Charles Ryan: Yeah. Very interesting, very interesting. Final question. Your comment on surgical case volume in your participants in the study. For surgeons who are doing, urologists who are doing RPLNDS, what type of volume are you seeing out there for people who really feel comfortable doing this at all, much less in the seminoma setting?

Sia Daneshmand: Yeah. Good question. For the trial, we had surgeon eligibility criteria, as you see in some of the surgical trials, to make sure that some standards are met. So for our trial, it was 8 patients per year or 24 in 3 years of RPLND, and we were pretty open about RPLND for anything, including upper tract disease and for ureterectomy, for instance. But again, as you know, the volumes of RPLNDs done by average urologists is extremely low. It's 0 to 1 median, and the vast majority of RPLNDs in the country are done by a handful of surgeons around the country.

We've identified about 25 centers that were considered to be high-volume as we are planning on our next phase of the microRNA studies. And so, if you are doing less than 10 RPLNDs total at a center, then that is probably not adequate enough to be able to answer these questions or get the necessary expertise.

Now I say this, but obviously, there are some very talented surgeons who trained at high-volume centers and they are starting out their practice. I was one of those surgeons. What I mean is, is people always talk about these operations being done by high-volume centers, well, there are some of our fellows who I think are perfectly capable of doing these and they are just starting out their practice. It all depends on where they trained and what their interest levels are. But in general, it should be at a high-volume center, as you know, with just testis cancer management as well from a chemotherapy standpoint, the medical oncology standpoint, as with all diseases, basically.

Charles Ryan: Yeah. Great. Well really learned a lot from this study, learned a lot from this conversation, and congratulations on getting it done.

Sia Daneshmand: Thank you.

Charles Ryan: It adds a lot more knowledge on this disease and where to go with these patients, and I look forward to talking to you in future years on future developments.

Sia Daneshmand: Sounds good.
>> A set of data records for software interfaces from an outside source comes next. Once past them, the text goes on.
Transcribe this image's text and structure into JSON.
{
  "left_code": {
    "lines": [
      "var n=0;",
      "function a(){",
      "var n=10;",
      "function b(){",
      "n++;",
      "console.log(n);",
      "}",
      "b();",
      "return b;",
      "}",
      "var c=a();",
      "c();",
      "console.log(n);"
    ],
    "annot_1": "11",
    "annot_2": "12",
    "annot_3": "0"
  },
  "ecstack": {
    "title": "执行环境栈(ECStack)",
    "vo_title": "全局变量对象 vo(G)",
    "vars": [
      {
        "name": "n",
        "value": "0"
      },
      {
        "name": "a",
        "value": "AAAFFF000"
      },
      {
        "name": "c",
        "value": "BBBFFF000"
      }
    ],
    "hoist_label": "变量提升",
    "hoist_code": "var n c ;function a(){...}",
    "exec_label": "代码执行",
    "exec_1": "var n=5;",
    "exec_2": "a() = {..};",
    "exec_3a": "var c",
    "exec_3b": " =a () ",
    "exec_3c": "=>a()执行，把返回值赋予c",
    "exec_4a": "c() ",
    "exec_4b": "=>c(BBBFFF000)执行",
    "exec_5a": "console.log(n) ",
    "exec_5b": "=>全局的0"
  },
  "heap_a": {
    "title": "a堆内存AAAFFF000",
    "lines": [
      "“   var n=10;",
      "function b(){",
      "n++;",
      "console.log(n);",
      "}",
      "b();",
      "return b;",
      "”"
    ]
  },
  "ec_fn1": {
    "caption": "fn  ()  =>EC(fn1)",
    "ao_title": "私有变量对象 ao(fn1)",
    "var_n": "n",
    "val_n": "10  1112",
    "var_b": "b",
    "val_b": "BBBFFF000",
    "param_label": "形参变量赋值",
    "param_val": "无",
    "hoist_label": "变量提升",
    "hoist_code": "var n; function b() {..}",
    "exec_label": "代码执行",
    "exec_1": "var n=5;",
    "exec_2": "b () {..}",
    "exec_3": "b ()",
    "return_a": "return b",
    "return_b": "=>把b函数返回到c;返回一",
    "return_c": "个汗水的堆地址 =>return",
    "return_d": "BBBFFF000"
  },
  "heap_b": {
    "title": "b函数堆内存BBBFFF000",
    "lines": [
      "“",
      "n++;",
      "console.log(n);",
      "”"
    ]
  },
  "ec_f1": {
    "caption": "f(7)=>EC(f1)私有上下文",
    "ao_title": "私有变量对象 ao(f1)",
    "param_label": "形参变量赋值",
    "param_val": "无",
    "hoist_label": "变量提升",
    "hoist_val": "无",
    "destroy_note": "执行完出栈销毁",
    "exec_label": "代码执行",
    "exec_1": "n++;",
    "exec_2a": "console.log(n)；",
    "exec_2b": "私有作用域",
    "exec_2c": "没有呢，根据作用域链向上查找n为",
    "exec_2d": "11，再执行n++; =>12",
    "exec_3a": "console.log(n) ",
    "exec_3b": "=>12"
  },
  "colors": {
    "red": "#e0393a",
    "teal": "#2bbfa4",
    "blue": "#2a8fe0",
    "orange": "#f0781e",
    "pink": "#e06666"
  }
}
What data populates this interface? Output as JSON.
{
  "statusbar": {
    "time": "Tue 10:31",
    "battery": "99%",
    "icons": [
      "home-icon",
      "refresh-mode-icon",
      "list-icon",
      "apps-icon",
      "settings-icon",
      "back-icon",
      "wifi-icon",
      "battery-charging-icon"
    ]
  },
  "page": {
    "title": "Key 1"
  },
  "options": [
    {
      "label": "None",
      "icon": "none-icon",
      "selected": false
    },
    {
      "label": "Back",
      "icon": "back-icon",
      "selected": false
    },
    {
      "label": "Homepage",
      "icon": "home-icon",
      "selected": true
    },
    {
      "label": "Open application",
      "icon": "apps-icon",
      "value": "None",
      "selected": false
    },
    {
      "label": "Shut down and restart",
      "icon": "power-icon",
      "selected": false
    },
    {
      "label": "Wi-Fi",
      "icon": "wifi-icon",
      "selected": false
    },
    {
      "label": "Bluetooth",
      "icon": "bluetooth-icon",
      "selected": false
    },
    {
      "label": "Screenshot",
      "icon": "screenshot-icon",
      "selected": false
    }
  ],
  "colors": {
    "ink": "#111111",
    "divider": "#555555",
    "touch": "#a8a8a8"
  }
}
Thank you, Chuck.

Charles Ryan: Thank you for joining us.

Sia Daneshmand: Thanks very much.